Then, on July 14, The Stranger formally endorsed Thomas-Kennedy, further boosting her bid, and pouring more gasoline on the voucher-harvesting fire. As of Aug. 12, her campaign had submitted more than 8,000 vouchers worth more than $200,000.
As we’ve noted before, vouchers are real money for candidates, but for voters, they’re a kind of pseudo-money that can’t be spent on rent, food, or beer/whiskey/weed. Would all those people have reached into their actual wallets to pay for her campaign? We’ll never know because she didn’t have to ask them.
“The vouchers made my campaign viable; I do not have wealthy friends,” Thomas-Kennedy told me. “So I’m pretty dang grateful for the vouchers, and I hope it shows folks who, like me, don’t have wealthy friends or connections that a run is doable.” But as Houston’s bid for mayor teaches us, harvesting a bunch of democracy vouchers doesn’t make you a viable candidate. Houston’s campaign spent more than $400,000 paying Prism to gather vouchers and employing an unusually large campaign staff. Even so, Houston got fewer than 5,500 votes.
Thomas-Kennedy’s campaign, meanwhile, was actually trying to get her elected. Along with paying Prism roughly $50,000 for a continuing voucher-harvesting operation, the campaign’s most recent disclosure shows north of $80,000 in spending on things that generally bring in actual votes: mailers, online advertising, and video production. She got more than 70,000 votes to finish roughly 7,000 votes ahead of Davison and 10,000 votes ahead of Holmes.
That voucher money continues to flow in, and as we look ahead to November, Thomas-Kennedy has to be considered the favorite. While the desire for change at the city attorney’s office may be spread across the political spectrum, Davison is still a Republican running in Seattle and can’t count on inheriting more than half of Holmes’ voters. So this bold use of the city’s publically financed campaign system may well result in Seattle traveling further into the undiscovered country of abolition than many folks are prepared for.
It’s not clear that voters weren’t just tired of Holmes, or just tired of the status quo in general. But what is clear is that candidates and campaigns in the city are learning to play on a significantly altered field, with revised rules that can favor an unknown candidate with a hustling team and a hot message. Anyone who expects to compete had best suit up.
This story first appeared in the author’s Substack website, The Washington Observer.
1. The city attorney only prosecutes misdemeanors. The county prosecutor handles more serious crimes.
2. Nick would argue that he tries to avoid blows to the face, but we’ve seen video and we’re not buyin’ it.
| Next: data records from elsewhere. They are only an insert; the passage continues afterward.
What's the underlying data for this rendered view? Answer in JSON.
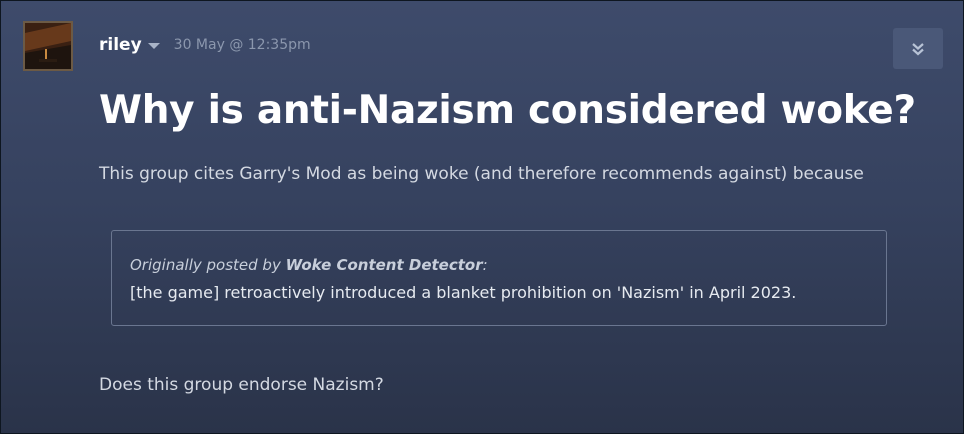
{
  "post": {
    "author": "riley",
    "date": "30 May @ 12:35pm",
    "title": "Why is anti-Nazism considered woke?",
    "body": "This group cites Garry's Mod as being woke (and therefore recommends against) because",
    "quote": {
      "prefix": "Originally posted by",
      "author": "Woke Content Detector",
      "suffix": ":",
      "text": "[the game] retroactively introduced a blanket prohibition on 'Nazism' in April 2023."
    },
    "closing": "Does this group endorse Nazism?"
  },
  "icons": {
    "avatar": "avatar-image",
    "author_menu": "caret-down-icon",
    "collapse": "double-chevron-down-icon"
  },
  "colors": {
    "background_top": "#3e4b6b",
    "background_bottom": "#2a3349",
    "button": "#4a5878",
    "quote_border": "#6a7690"
  }
}
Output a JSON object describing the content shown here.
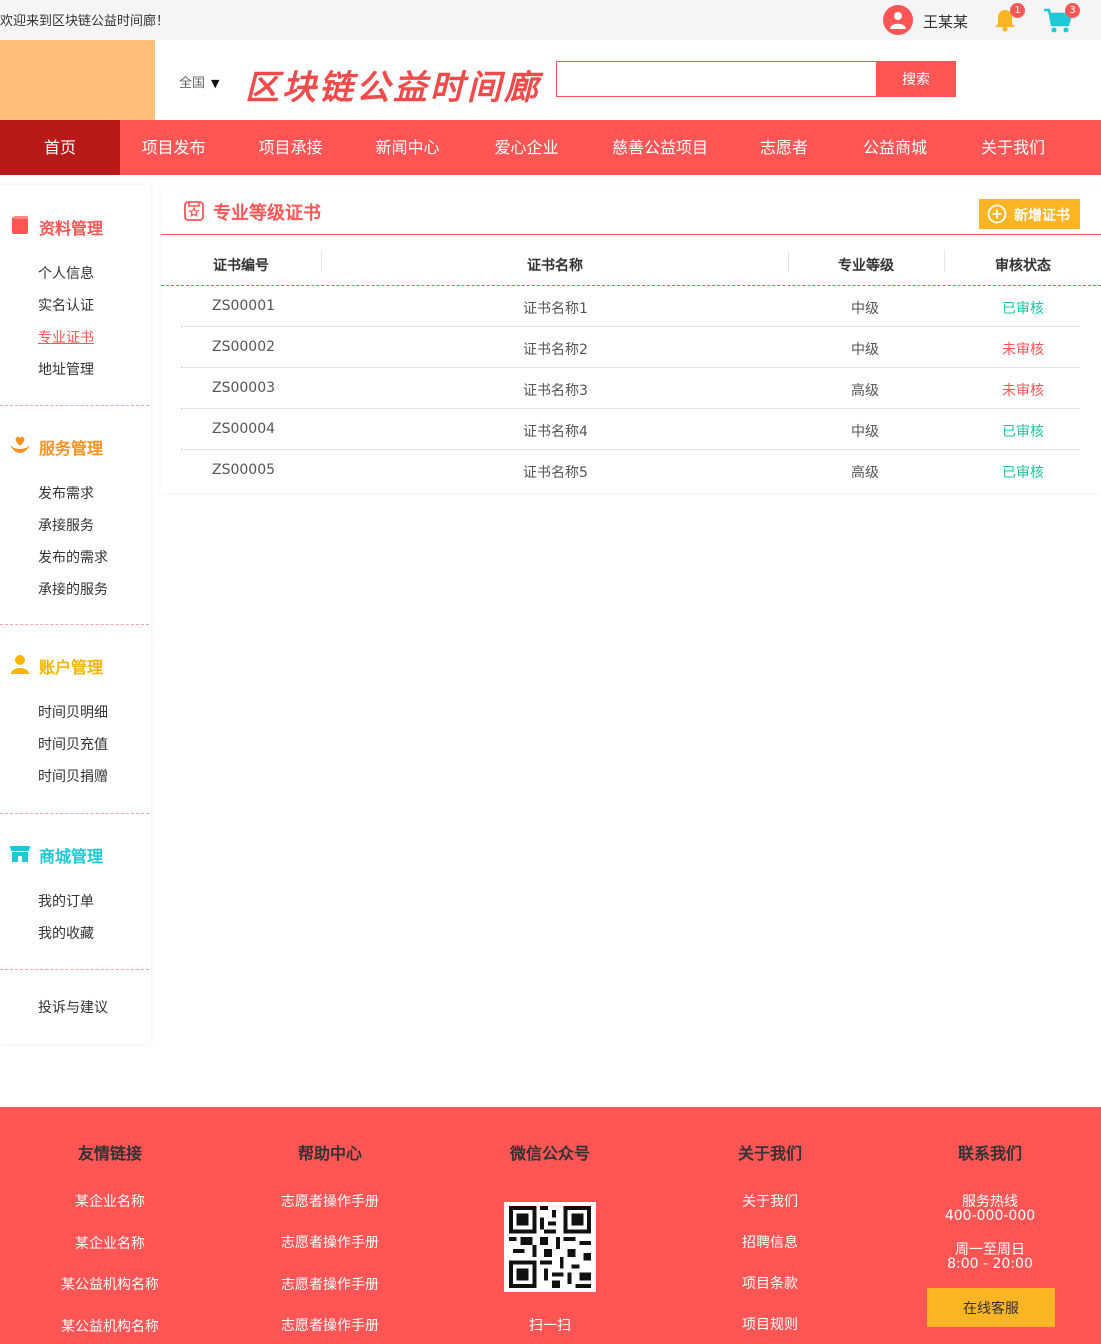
{
  "topbar": {
    "welcome": "欢迎来到区块链公益时间廊！",
    "username": "王某某",
    "bell_count": "1",
    "cart_count": "3"
  },
  "header": {
    "region": "全国",
    "brand": "区块链公益时间廊",
    "search_placeholder": "",
    "search_button": "搜索"
  },
  "nav": {
    "items": [
      "首页",
      "项目发布",
      "项目承接",
      "新闻中心",
      "爱心企业",
      "慈善公益项目",
      "志愿者",
      "公益商城",
      "关于我们"
    ]
  },
  "sidebar": {
    "groups": [
      {
        "title": "资料管理",
        "color": "#f55",
        "icon": "book-icon",
        "items": [
          "个人信息",
          "实名认证",
          "专业证书",
          "地址管理"
        ]
      },
      {
        "title": "服务管理",
        "color": "#f7931e",
        "icon": "heart-hand-icon",
        "items": [
          "发布需求",
          "承接服务",
          "发布的需求",
          "承接的服务"
        ]
      },
      {
        "title": "账户管理",
        "color": "#f7b500",
        "icon": "user-icon",
        "items": [
          "时间贝明细",
          "时间贝充值",
          "时间贝捐赠"
        ]
      },
      {
        "title": "商城管理",
        "color": "#1ec8d6",
        "icon": "store-icon",
        "items": [
          "我的订单",
          "我的收藏"
        ]
      }
    ],
    "extra": "投诉与建议",
    "active_item": "专业证书"
  },
  "content": {
    "title": "专业等级证书",
    "add_button": "新增证书",
    "columns": [
      "证书编号",
      "证书名称",
      "专业等级",
      "审核状态"
    ],
    "rows": [
      {
        "id": "ZS00001",
        "name": "证书名称1",
        "level": "中级",
        "status": "已审核"
      },
      {
        "id": "ZS00002",
        "name": "证书名称2",
        "level": "中级",
        "status": "未审核"
      },
      {
        "id": "ZS00003",
        "name": "证书名称3",
        "level": "高级",
        "status": "未审核"
      },
      {
        "id": "ZS00004",
        "name": "证书名称4",
        "level": "中级",
        "status": "已审核"
      },
      {
        "id": "ZS00005",
        "name": "证书名称5",
        "level": "高级",
        "status": "已审核"
      }
    ]
  },
  "footer": {
    "friends": {
      "title": "友情链接",
      "links": [
        "某企业名称",
        "某企业名称",
        "某公益机构名称",
        "某公益机构名称"
      ]
    },
    "help": {
      "title": "帮助中心",
      "links": [
        "志愿者操作手册",
        "志愿者操作手册",
        "志愿者操作手册",
        "志愿者操作手册"
      ]
    },
    "wechat": {
      "title": "微信公众号",
      "scan": "扫一扫"
    },
    "about": {
      "title": "关于我们",
      "links": [
        "关于我们",
        "招聘信息",
        "项目条款",
        "项目规则"
      ]
    },
    "contact": {
      "title": "联系我们",
      "hotline_label": "服务热线",
      "hotline": "400-000-000",
      "days": "周一至周日",
      "hours": "8:00 - 20:00",
      "service_button": "在线客服"
    }
  },
  "colors": {
    "brand_red": "#f55",
    "nav_active": "#b81a1a",
    "accent_yellow": "#fbb424",
    "ok_green": "#19c9a2",
    "logo_orange": "#ffbd7a"
  }
}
3. As a young reporter, your correspondent covered Oklahoma County District Attorney Bob Macy, who sent 54 people to death row over 21 years in office. To call his re-election results lopsided would be a vast understatement. After he left office many of his convictions were called into question because of prosecutor-friendly corruption in the state crime lab.
4. There are, of course, exceptions, notably the current district attorney in Philadelphia, who is the subject of this PBS docuseries.
5. The Stranger’s endorsements are a group effort, so we don’t know exactly who wrote that stinging paragraph. Many of the writers who were there in 2017 have left for less exploitative work elsewhere.
6. Your correspondent was deep in an Idaho river canyon on July 13, gleefully off the grid; running whitewater; drinking with some of his oldest friends; and, most importantly, willfully ignoring all this.